Jesus is God’s riddle. He is God Incarnate, a heretic, a blasphemer, a rebel, an Essene, The Shoot of Jesse, the Son of Man. Saviour. He is the Lamb of God, The first-born, the Son of Mary, Emanuel – God with us, the Resurrection and the Life. The Bread of Life. The Alpha and Omega. The Image of the Invisible God, Mediator, Priest. The True Light. The Way, the Truth, the Life. The Good Shepherd. Accursed of God, King of Kings, Lord of Lords, Lion of Judah, Holy One, Peace-Maker, Messiah, A paradox, a stumbling block, an aramaic-speaking Jew from a dusty backwater of a pagan empire, born in a stable amidst cows and goats. Born to a young woman the locals call a whore. Perhaps she was raped by a Roman soldier, others whisper.
Would the stern calvinist judges of the theocracy in Geneva have believed the young Mary’s explanation of her miraculous impregnation by the Paraclete, announced by an angelic visitation? Or would she have suffered the traditional fate of blasphemers and heretics in Reformation Europe? (“Calvin believed that it was just and right for heretics to be put to death.” – Source: Matt Gross, reformedanswers.org)
And what of Jesus?
“… as you did it to one of the least of my brothers, you did it to me”
In every act of human cruelty perpetrated by the Reformers,
I see Christ murdered by christians.

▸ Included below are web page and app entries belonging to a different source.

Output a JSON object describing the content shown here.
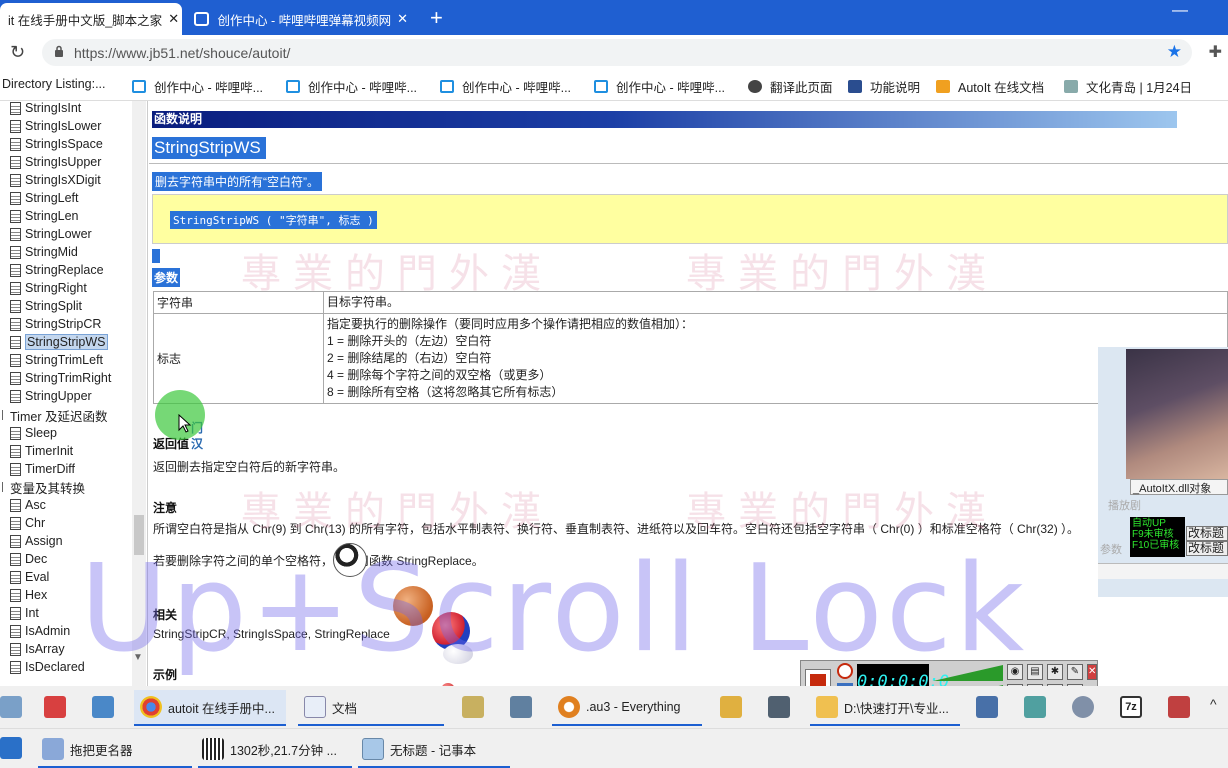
{
  "browser": {
    "tabs": [
      {
        "label": "it 在线手册中文版_脚本之家"
      },
      {
        "label": "创作中心 - 哔哩哔哩弹幕视频网"
      }
    ],
    "url": "https://www.jb51.net/shouce/autoit/"
  },
  "bookmarks": [
    "Directory Listing:...",
    "创作中心 - 哔哩哔...",
    "创作中心 - 哔哩哔...",
    "创作中心 - 哔哩哔...",
    "创作中心 - 哔哩哔...",
    "翻译此页面",
    "功能说明",
    "AutoIt 在线文档",
    "文化青岛 | 1月24日"
  ],
  "tree": {
    "items_top": [
      "StringIsInt",
      "StringIsLower",
      "StringIsSpace",
      "StringIsUpper",
      "StringIsXDigit",
      "StringLeft",
      "StringLen",
      "StringLower",
      "StringMid",
      "StringReplace",
      "StringRight",
      "StringSplit",
      "StringStripCR",
      "StringStripWS",
      "StringTrimLeft",
      "StringTrimRight",
      "StringUpper"
    ],
    "folder_timer": "Timer 及延迟函数",
    "items_timer": [
      "Sleep",
      "TimerInit",
      "TimerDiff"
    ],
    "folder_var": "变量及其转换",
    "items_var": [
      "Asc",
      "Chr",
      "Assign",
      "Dec",
      "Eval",
      "Hex",
      "Int",
      "IsAdmin",
      "IsArray",
      "IsDeclared"
    ],
    "selected": "StringStripWS"
  },
  "doc": {
    "section_bar": "函数说明",
    "function_name": "StringStripWS",
    "description": "删去字符串中的所有“空白符”。",
    "syntax": "StringStripWS ( \"字符串\", 标志 )",
    "params_heading": "参数",
    "params": [
      {
        "name": "字符串",
        "lines": [
          "目标字符串。"
        ]
      },
      {
        "name": "标志",
        "lines": [
          "指定要执行的删除操作（要同时应用多个操作请把相应的数值相加）：",
          "1 = 删除开头的（左边）空白符",
          "2 = 删除结尾的（右边）空白符",
          "4 = 删除每个字符之间的双空格（或更多）",
          "8 = 删除所有空格（这将忽略其它所有标志）"
        ]
      }
    ],
    "return_heading": "返回值",
    "return_text": "返回删去指定空白符后的新字符串。",
    "notes_heading": "注意",
    "notes_1": "所谓空白符是指从 Chr(9) 到 Chr(13) 的所有字符，包括水平制表符、换行符、垂直制表符、进纸符以及回车符。空白符还包括空字符串（ Chr(0) ）和标准空格符（ Chr(32) ）。",
    "notes_2": "若要删除字符之间的单个空格符，请使用函数 StringReplace。",
    "related_heading": "相关",
    "related_text": "StringStripCR, StringIsSpace, StringReplace",
    "example_heading": "示例",
    "cursor_tag_1": "门",
    "cursor_tag_2": "汉"
  },
  "watermark": "專業的門外漢",
  "overlay_text": "Up+Scroll Lock",
  "side_panel": {
    "autoitx": "_AutoItX.dll对象",
    "green_lines": [
      "自动UP",
      "F9未审核",
      "F10已审核"
    ],
    "buttons": [
      "改标题",
      "改标题"
    ],
    "faint": [
      "播放剧",
      "参数"
    ]
  },
  "recorder": {
    "counter": "0:0:0:0:0"
  },
  "taskbar_row1": [
    {
      "label": "autoit 在线手册中..."
    },
    {
      "label": "文档"
    },
    {
      "label": ".au3 - Everything"
    },
    {
      "label": "D:\\快速打开\\专业..."
    }
  ],
  "taskbar_row2": [
    {
      "label": "拖把更名器"
    },
    {
      "label": "1302秒,21.7分钟 ..."
    },
    {
      "label": "无标题 - 记事本"
    }
  ],
  "colors": {
    "accent": "#1f5fd1",
    "selection": "#2a72d8",
    "syntax_bg": "#ffffa0",
    "overlay": "#6e64eb"
  }
}
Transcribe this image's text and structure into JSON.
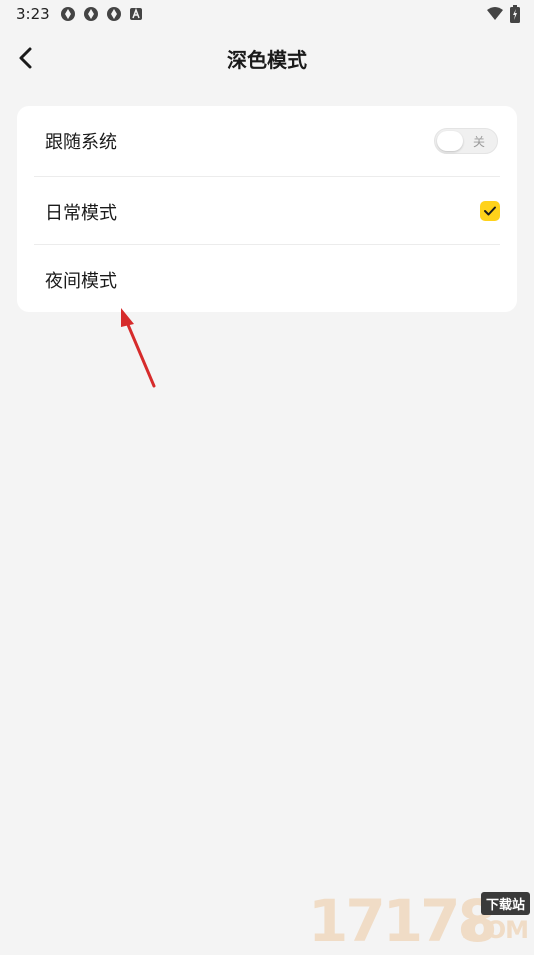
{
  "status_bar": {
    "time": "3:23",
    "left_icons": [
      "aperture-icon",
      "aperture-icon",
      "aperture-icon",
      "a-badge-icon"
    ],
    "right_icons": [
      "wifi-icon",
      "battery-charging-icon"
    ]
  },
  "header": {
    "back_icon": "chevron-left-icon",
    "title": "深色模式"
  },
  "settings": {
    "follow_system": {
      "label": "跟随系统",
      "toggle_text": "关",
      "on": false
    },
    "day_mode": {
      "label": "日常模式",
      "checked": true
    },
    "night_mode": {
      "label": "夜间模式",
      "checked": false
    }
  },
  "annotation": {
    "arrow_color": "#d62b2b",
    "points_to": "night-mode-row"
  },
  "watermark": {
    "number": "17178",
    "tag": "下载站",
    "domain": ".COM"
  },
  "colors": {
    "background": "#f4f4f4",
    "card": "#ffffff",
    "accent_yellow": "#ffd21a",
    "text": "#1a1a1a"
  }
}
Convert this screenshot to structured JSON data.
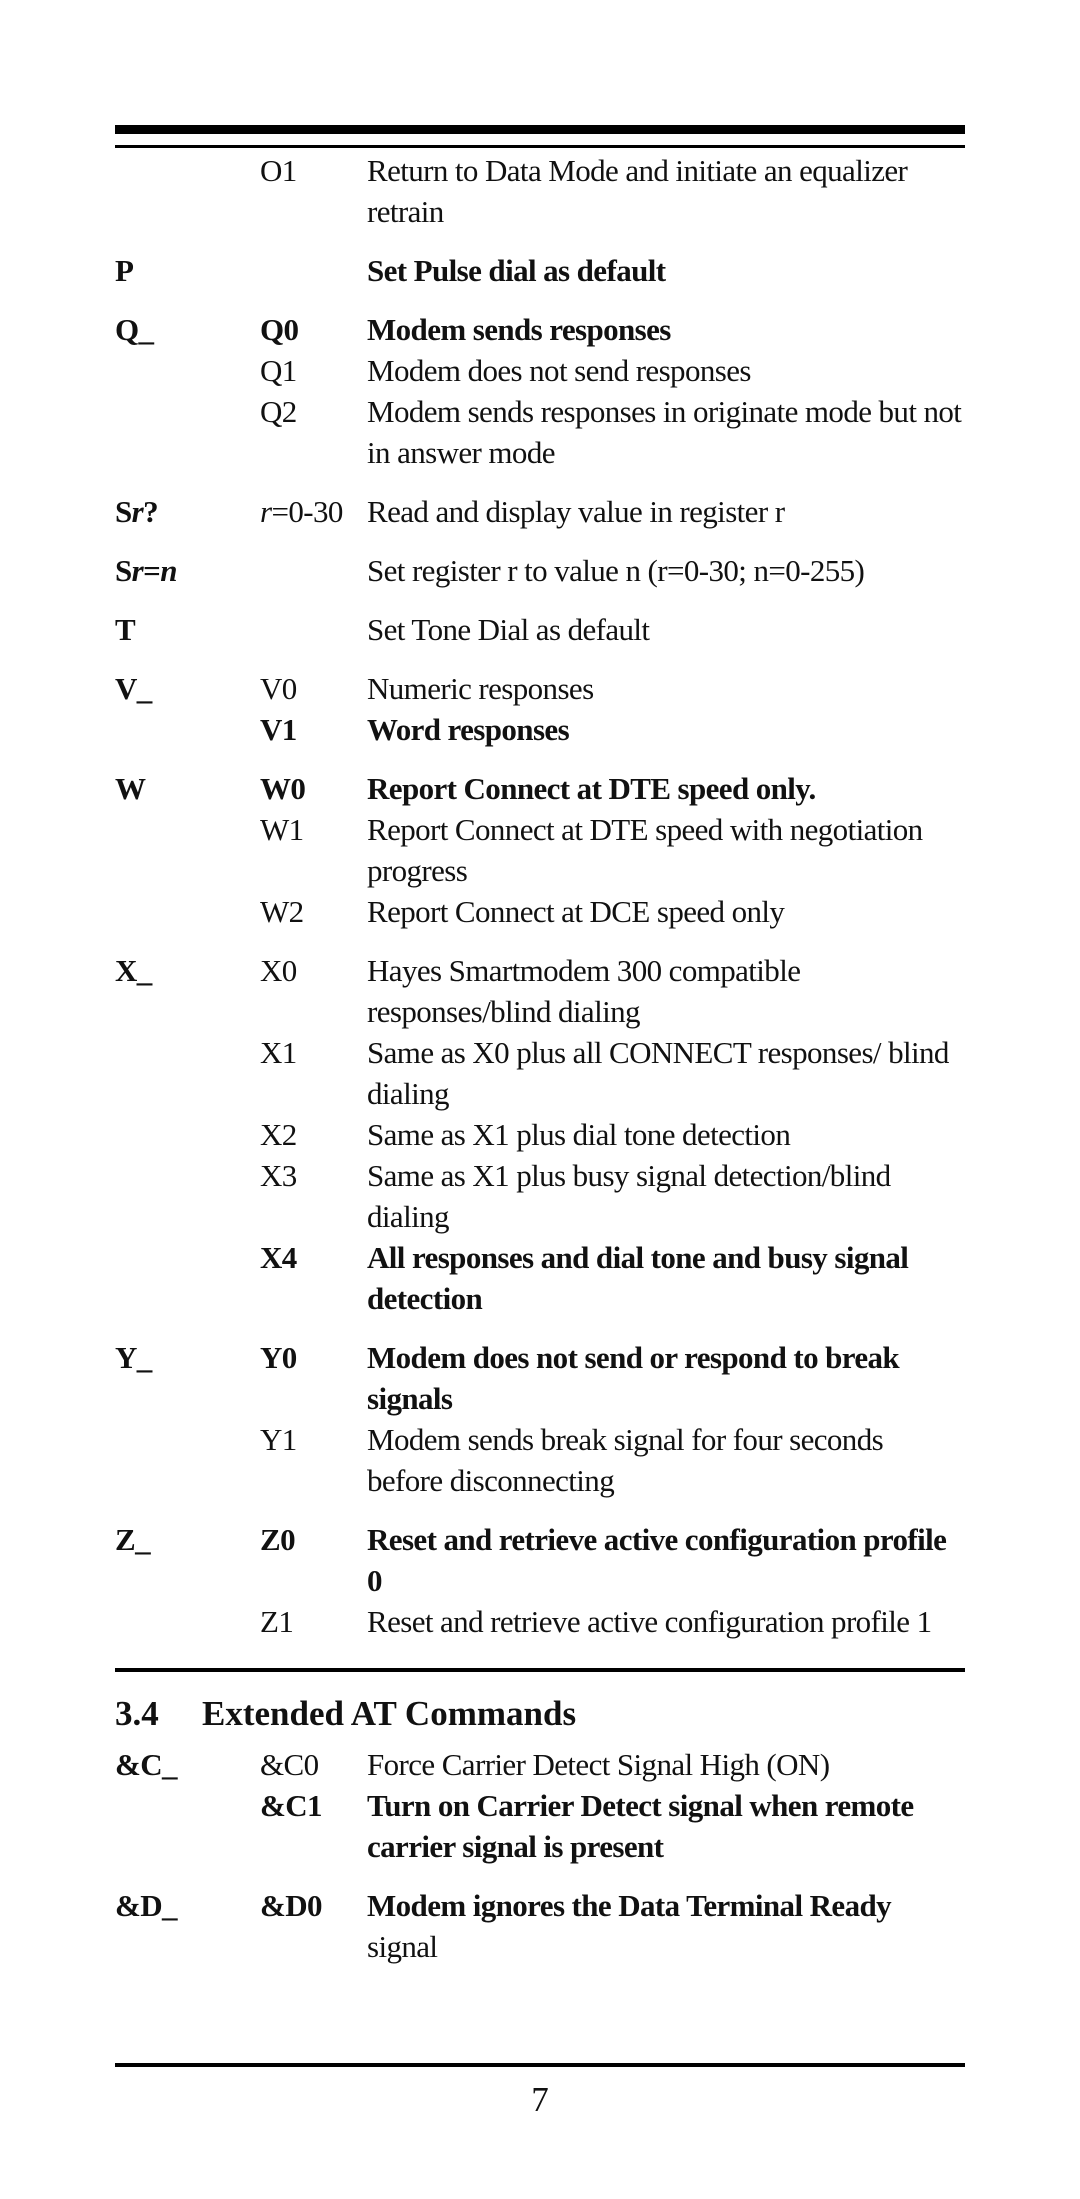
{
  "commands_top": [
    {
      "cmd": "",
      "rows": [
        {
          "opt": "O1",
          "desc": "Return to Data Mode and initiate an equalizer retrain",
          "bold": false
        }
      ]
    },
    {
      "cmd": "P",
      "rows": [
        {
          "opt": "",
          "desc": "Set Pulse dial as default",
          "bold": true
        }
      ]
    },
    {
      "cmd": "Q_",
      "rows": [
        {
          "opt": "Q0",
          "desc": "Modem sends responses",
          "bold": true
        },
        {
          "opt": "Q1",
          "desc": "Modem does not send responses",
          "bold": false
        },
        {
          "opt": "Q2",
          "desc": "Modem sends responses in originate mode but not in answer mode",
          "bold": false
        }
      ]
    },
    {
      "cmd": "Sr?",
      "rows": [
        {
          "opt": "r=0-30",
          "desc": "Read and display value in register r",
          "bold": false
        }
      ]
    },
    {
      "cmd": "Sr=n",
      "rows": [
        {
          "opt": "",
          "desc": "Set register r to value n (r=0-30; n=0-255)",
          "bold": false
        }
      ]
    },
    {
      "cmd": "T",
      "rows": [
        {
          "opt": "",
          "desc": "Set Tone Dial as default",
          "bold": false
        }
      ]
    },
    {
      "cmd": "V_",
      "rows": [
        {
          "opt": "V0",
          "desc": "Numeric responses",
          "bold": false
        },
        {
          "opt": "V1",
          "desc": "Word responses",
          "bold": true
        }
      ]
    },
    {
      "cmd": "W",
      "rows": [
        {
          "opt": "W0",
          "desc": "Report Connect at DTE speed only.",
          "bold": true
        },
        {
          "opt": "W1",
          "desc": "Report Connect at DTE speed with negotiation progress",
          "bold": false
        },
        {
          "opt": "W2",
          "desc": "Report Connect at DCE speed only",
          "bold": false
        }
      ]
    },
    {
      "cmd": "X_",
      "rows": [
        {
          "opt": "X0",
          "desc": "Hayes Smartmodem 300 compatible responses/blind dialing",
          "bold": false
        },
        {
          "opt": "X1",
          "desc": "Same as X0 plus all CONNECT responses/ blind dialing",
          "bold": false
        },
        {
          "opt": "X2",
          "desc": "Same as X1 plus dial tone detection",
          "bold": false
        },
        {
          "opt": "X3",
          "desc": "Same as X1 plus busy signal detection/blind dialing",
          "bold": false
        },
        {
          "opt": "X4",
          "desc": "All responses and dial tone and busy signal detection",
          "bold": true
        }
      ]
    },
    {
      "cmd": "Y_",
      "rows": [
        {
          "opt": "Y0",
          "desc": "Modem does not send or respond to break signals",
          "bold": true
        },
        {
          "opt": "Y1",
          "desc": "Modem sends break signal for four seconds before disconnecting",
          "bold": false
        }
      ]
    },
    {
      "cmd": "Z_",
      "rows": [
        {
          "opt": "Z0",
          "desc": "Reset and retrieve active configuration profile 0",
          "bold": true
        },
        {
          "opt": "Z1",
          "desc": "Reset and retrieve active configuration profile 1",
          "bold": false
        }
      ]
    }
  ],
  "section": {
    "number": "3.4",
    "title": "Extended AT Commands"
  },
  "commands_extended": [
    {
      "cmd": "&C_",
      "rows": [
        {
          "opt": "&C0",
          "desc": "Force Carrier Detect Signal High (ON)",
          "bold": false
        },
        {
          "opt": "&C1",
          "desc": "Turn on Carrier Detect signal when remote carrier signal is present",
          "bold": true
        }
      ]
    },
    {
      "cmd": "&D_",
      "rows": [
        {
          "opt": "&D0",
          "desc_bold": "Modem ignores the Data Terminal Ready",
          "desc_rest": "signal",
          "bold": true
        }
      ]
    }
  ],
  "page_number": "7"
}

For a defence of John Calvin: http://reformedanswers.org/answer.asp/file/39726
Against Calvin: http://etb-history-theology.blogspot.co.za/2012/03/execution-of-child-and-adulterers-in.html?m=1
“Adultery, which, before Calvin’s return [to Geneva], was punished only by an imprisonment of some days, or by a trifling fine, was now punished with death. An adulteress was drowned in the Rhone. Thus two citizens of the best families (Heinrich Philip and Jacques le Nevue) were beheaded .”– J. M. V. Audin, History of the Life, Works, and Doctrines of John Calvin, trans. Rev. John McGill, (Louisville, R. J. Webb & Brother)
Notes & Sources
Geneva’s motto: Post Tenebras Lux: After darkness, Light
http://www.encyclopedia.com/topic/Reformation.aspx (overview of the Reformation and it’s legacy)
The Politics of Iconoclasm: Religion, Violence and the Culture of Image-Breaking in Christianity and Islam by James Noyes
Valuable bibliography by at Philip Jenkins at Patheos:
Carlos M. N. Eire, War Against the Idols (Cambridge University Press, 1989).
Lee Palmer Wanderl, Voracious Idols and Violent Hands (Cambridge University Press, 1995).
Virginia Chieffo Raguin, ed., Art, Piety and Destruction in the Christian West, 1500-1700 (Ashgate, 2010).
Eamon Duffy’s brilliant The Stripping of the Altars is in a second (2005) edition.
For an older work, see John Phillips, The Reformation of Images: Destruction of Art in England, 1535-1660 (University of California Press, 1973)
FOX’S BOOK OF MARTYRS